-------- SUPPLIED DATA

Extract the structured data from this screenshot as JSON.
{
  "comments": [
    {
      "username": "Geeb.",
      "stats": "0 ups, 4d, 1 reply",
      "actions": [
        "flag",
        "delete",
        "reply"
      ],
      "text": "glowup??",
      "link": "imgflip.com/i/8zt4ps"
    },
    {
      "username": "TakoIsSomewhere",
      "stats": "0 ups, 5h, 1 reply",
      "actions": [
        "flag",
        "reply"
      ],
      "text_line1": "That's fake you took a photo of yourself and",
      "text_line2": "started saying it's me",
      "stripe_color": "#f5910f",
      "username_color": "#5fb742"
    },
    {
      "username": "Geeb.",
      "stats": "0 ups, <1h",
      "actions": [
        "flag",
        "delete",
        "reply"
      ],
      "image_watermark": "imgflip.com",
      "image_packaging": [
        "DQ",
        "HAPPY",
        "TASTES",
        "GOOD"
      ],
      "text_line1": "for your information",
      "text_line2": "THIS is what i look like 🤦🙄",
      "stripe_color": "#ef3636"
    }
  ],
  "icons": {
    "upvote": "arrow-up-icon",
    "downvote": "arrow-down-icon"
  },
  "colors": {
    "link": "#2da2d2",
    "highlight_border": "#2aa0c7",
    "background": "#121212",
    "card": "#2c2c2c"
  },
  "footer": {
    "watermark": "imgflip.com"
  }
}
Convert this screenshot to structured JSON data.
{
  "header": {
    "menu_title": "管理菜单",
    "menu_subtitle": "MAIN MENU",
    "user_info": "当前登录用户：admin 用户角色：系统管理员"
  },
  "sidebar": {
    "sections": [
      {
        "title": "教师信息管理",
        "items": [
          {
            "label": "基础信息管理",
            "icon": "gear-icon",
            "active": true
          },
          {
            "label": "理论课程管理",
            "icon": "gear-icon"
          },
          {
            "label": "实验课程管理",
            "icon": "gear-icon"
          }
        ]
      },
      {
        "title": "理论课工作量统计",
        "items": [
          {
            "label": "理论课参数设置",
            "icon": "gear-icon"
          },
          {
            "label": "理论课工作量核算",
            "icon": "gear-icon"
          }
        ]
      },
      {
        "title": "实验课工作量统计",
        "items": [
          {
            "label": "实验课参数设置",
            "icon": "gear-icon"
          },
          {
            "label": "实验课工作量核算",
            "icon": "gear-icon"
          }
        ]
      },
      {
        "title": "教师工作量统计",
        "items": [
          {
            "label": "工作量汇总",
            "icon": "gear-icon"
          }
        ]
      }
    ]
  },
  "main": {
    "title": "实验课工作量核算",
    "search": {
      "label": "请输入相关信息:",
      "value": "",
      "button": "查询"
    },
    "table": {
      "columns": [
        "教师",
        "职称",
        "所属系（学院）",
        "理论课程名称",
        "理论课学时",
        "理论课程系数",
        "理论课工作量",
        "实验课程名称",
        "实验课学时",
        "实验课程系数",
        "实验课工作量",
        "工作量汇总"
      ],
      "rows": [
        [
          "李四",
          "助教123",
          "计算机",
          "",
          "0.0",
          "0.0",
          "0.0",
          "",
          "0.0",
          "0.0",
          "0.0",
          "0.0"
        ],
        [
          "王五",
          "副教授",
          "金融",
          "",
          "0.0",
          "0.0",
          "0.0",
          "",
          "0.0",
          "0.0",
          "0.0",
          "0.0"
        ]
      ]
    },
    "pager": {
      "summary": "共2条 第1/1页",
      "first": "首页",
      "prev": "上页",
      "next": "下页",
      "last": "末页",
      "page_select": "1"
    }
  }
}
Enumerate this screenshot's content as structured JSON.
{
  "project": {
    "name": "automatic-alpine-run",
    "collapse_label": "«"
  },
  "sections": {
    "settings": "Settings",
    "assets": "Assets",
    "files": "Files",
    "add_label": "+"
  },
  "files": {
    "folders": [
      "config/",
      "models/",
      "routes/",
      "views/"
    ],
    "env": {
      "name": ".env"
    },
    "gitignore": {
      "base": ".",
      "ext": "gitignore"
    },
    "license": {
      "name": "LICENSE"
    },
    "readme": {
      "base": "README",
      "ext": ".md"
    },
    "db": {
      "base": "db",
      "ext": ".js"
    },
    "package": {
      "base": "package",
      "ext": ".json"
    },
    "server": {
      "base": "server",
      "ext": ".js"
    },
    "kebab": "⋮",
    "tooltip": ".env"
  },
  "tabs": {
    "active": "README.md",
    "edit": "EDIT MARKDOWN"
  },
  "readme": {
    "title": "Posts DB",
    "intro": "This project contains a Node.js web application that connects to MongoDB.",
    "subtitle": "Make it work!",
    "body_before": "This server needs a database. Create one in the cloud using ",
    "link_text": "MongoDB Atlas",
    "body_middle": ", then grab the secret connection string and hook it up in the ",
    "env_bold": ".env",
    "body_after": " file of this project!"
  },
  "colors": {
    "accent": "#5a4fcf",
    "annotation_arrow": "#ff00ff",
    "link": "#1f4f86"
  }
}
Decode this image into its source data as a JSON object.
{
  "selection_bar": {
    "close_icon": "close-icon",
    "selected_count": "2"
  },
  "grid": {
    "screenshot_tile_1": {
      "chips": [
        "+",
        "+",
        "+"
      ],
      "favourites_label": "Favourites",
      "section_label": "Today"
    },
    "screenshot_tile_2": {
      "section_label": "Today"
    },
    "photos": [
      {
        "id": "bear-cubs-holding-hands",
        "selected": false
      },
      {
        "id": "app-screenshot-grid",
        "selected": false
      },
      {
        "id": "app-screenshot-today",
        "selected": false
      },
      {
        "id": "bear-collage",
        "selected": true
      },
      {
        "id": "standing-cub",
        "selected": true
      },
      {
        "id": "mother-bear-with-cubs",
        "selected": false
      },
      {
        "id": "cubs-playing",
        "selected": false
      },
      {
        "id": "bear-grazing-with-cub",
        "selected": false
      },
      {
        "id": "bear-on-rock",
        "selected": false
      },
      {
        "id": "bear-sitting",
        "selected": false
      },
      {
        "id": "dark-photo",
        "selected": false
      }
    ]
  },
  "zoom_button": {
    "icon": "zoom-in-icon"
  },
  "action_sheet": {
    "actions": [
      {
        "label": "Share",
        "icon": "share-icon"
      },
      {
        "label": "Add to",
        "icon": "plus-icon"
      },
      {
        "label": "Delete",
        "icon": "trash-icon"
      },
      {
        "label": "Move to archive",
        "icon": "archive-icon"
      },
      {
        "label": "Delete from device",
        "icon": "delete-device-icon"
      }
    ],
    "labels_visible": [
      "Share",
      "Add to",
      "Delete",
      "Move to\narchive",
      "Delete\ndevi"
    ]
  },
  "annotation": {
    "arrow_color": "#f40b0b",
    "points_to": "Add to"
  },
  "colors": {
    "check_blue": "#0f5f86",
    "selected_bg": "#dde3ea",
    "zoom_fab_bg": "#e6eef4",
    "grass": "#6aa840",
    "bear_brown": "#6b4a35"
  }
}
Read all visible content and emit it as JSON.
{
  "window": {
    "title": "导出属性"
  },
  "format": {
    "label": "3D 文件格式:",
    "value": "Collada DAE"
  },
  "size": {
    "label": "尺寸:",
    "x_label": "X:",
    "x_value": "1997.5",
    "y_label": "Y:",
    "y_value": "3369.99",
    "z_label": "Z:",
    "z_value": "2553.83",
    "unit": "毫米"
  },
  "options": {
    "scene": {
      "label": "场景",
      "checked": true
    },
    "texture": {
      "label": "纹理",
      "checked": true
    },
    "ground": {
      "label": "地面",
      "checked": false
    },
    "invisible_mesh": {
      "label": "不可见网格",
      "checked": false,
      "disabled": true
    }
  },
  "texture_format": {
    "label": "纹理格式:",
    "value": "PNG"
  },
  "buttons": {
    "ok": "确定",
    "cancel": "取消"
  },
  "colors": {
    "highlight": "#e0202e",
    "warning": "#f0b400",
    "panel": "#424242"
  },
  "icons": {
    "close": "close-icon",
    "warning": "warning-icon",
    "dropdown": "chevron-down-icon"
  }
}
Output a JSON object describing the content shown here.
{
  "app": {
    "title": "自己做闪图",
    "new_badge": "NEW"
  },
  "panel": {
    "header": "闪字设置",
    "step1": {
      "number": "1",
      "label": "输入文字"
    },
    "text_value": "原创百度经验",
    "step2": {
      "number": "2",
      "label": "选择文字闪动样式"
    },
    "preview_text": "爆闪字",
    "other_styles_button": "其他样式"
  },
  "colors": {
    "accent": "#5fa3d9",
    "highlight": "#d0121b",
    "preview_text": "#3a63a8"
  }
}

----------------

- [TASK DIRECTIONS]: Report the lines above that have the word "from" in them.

- [SOLUTION TO THIS EXERCISE]:
Extract the structured data from this screenshot as JSON.
        "label": "Delete from device",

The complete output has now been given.